For the foregoing reasons, the decision of the district court is
1. We are aware that it is not always clear how far a court's discretion extends when imposing a sanction of dismissal or default judgment under Rule 37. See Crown Life Ins. Co. v. Craig, 995 F.2d 1376, 1381 (7th Cir.1993). Many of our decisions, at least implicitly, require a finding of willfulness, bad faith or fault to support a dismissal order. See, e.g., Rimsat, 212 F.3d at 1046-47; Ladien v. Astrachan, 128 F.3d 1051, 1056 n. 5 (7th Cir.1997); Langley v. Union Elec. Co., 107 F.3d 510, 514 (7th Cir.1997). However, other decisions do not. See, e.g., Williams v. Chicago Bd. of Educ., 155 F.3d 853, 857 (7th Cir.1998) (requiring that dismissal be supported only by “clear record of delay or contumacious conduct, or when other less drastic sanctions have proven unavailing.”) (citation omitted). Regardless of the proper standard, we find that Golant's conduct satisfies even the toughest standard-the finding of willfulness, bad faith or fault-and thus find that the bankruptcy court did not abuse its discretion in this respect.
2. However, it is worth noting that Golant's defense is not as meritless as Levy's counsel would have us believe. For example, Levy's counsel allege that Golant “admitted that as a part of his law practice, he created, maintained, and/or received the following documents, all of which were ordered produced in the April 23rd and May 8th orders: (i) time records․” Appellee's Br. at 8. However, a close look at the May 29, 1998 transcript of proceedings shows that while Golant admitted to creating time records, he also stated that he did not keep his time records beyond the time necessary to create his bills for the time recorded in those records. May 29, 1998 Tr. at 18. It is thus misleading, and not helpful to this court, to insinuate that Golant should somehow have turned over his time records even though he did not, as part of his usual business practice, retain them.
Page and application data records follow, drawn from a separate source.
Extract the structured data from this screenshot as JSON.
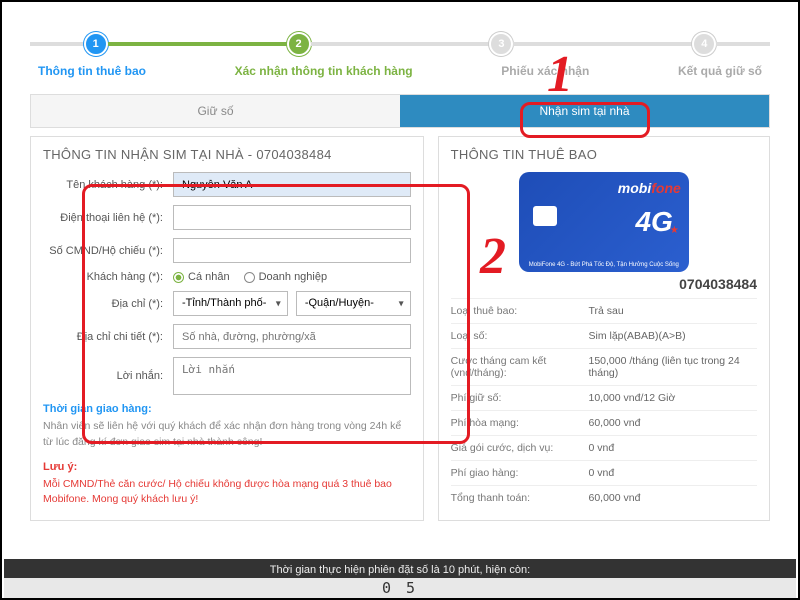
{
  "steps": {
    "s1": "1",
    "s2": "2",
    "s3": "3",
    "s4": "4",
    "labels": {
      "l1": "Thông tin thuê bao",
      "l2": "Xác nhận thông tin khách hàng",
      "l3": "Phiếu xác nhận",
      "l4": "Kết quả giữ số"
    }
  },
  "tabs": {
    "hold": "Giữ số",
    "receive": "Nhận sim tại nhà"
  },
  "form": {
    "title": "THÔNG TIN NHẬN SIM TẠI NHÀ - 0704038484",
    "customer_label": "Tên khách hàng (*):",
    "customer_value": "Nguyễn Văn A",
    "phone_label": "Điện thoại liên hệ (*):",
    "phone_value": "",
    "id_label": "Số CMND/Hộ chiếu (*):",
    "id_value": "",
    "type_label": "Khách hàng (*):",
    "type_personal": "Cá nhân",
    "type_business": "Doanh nghiệp",
    "address_label": "Địa chỉ (*):",
    "sel_city": "-Tỉnh/Thành phố-",
    "sel_district": "-Quận/Huyện-",
    "detail_label": "Địa chỉ chi tiết (*):",
    "detail_placeholder": "Số nhà, đường, phường/xã",
    "message_label": "Lời nhắn:",
    "message_placeholder": "Lời nhắn",
    "delivery_title": "Thời gian giao hàng:",
    "delivery_text": "Nhân viên sẽ liên hệ với quý khách để xác nhận đơn hàng trong vòng 24h kể từ lúc đăng kí đơn giao sim tại nhà thành công!",
    "note_title": "Lưu ý:",
    "note_text": "Mỗi CMND/Thẻ căn cước/ Hộ chiếu không được hòa mạng quá 3 thuê bao Mobifone. Mong quý khách lưu ý!"
  },
  "sub_info": {
    "title": "THÔNG TIN THUÊ BAO",
    "sim_brand_m": "mobi",
    "sim_brand_f": "fone",
    "sim_4g": "4G",
    "sim_tag": "MobiFone 4G - Bứt Phá Tốc Độ, Tận Hưởng Cuộc Sống",
    "phone": "0704038484",
    "rows": [
      {
        "k": "Loại thuê bao:",
        "v": "Trả sau"
      },
      {
        "k": "Loại số:",
        "v": "Sim lặp(ABAB)(A>B)"
      },
      {
        "k": "Cước tháng cam kết (vnđ/tháng):",
        "v": "150,000 /tháng (liên tục trong 24 tháng)"
      },
      {
        "k": "Phí giữ số:",
        "v": "10,000 vnđ/12 Giờ"
      },
      {
        "k": "Phí hòa mạng:",
        "v": "60,000 vnđ"
      },
      {
        "k": "Giá gói cước, dịch vụ:",
        "v": "0 vnđ"
      },
      {
        "k": "Phí giao hàng:",
        "v": "0 vnđ"
      },
      {
        "k": "Tổng thanh toán:",
        "v": "60,000 vnđ"
      }
    ]
  },
  "countdown": {
    "text": "Thời gian thực hiện phiên đặt số là 10 phút, hiện còn:",
    "digits": "0 5"
  },
  "annotations": {
    "n1": "1",
    "n2": "2"
  }
}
3. The bankruptcy court thus provided Golant with the due warning necessary under Ball v. City of Chicago, 2 F.3d 752, 755 (7th Cir.1993) (requiring court to provide plaintiff's counsel with due warning prior to dismissing case as a sanction for failure to prosecute); see also Spain v. Bd. of Educ., 214 F.3d 925, 929-30 (7th Cir.2000) (applying Ball to Rule 37 sanctions).
CUDAHY, Circuit Judge.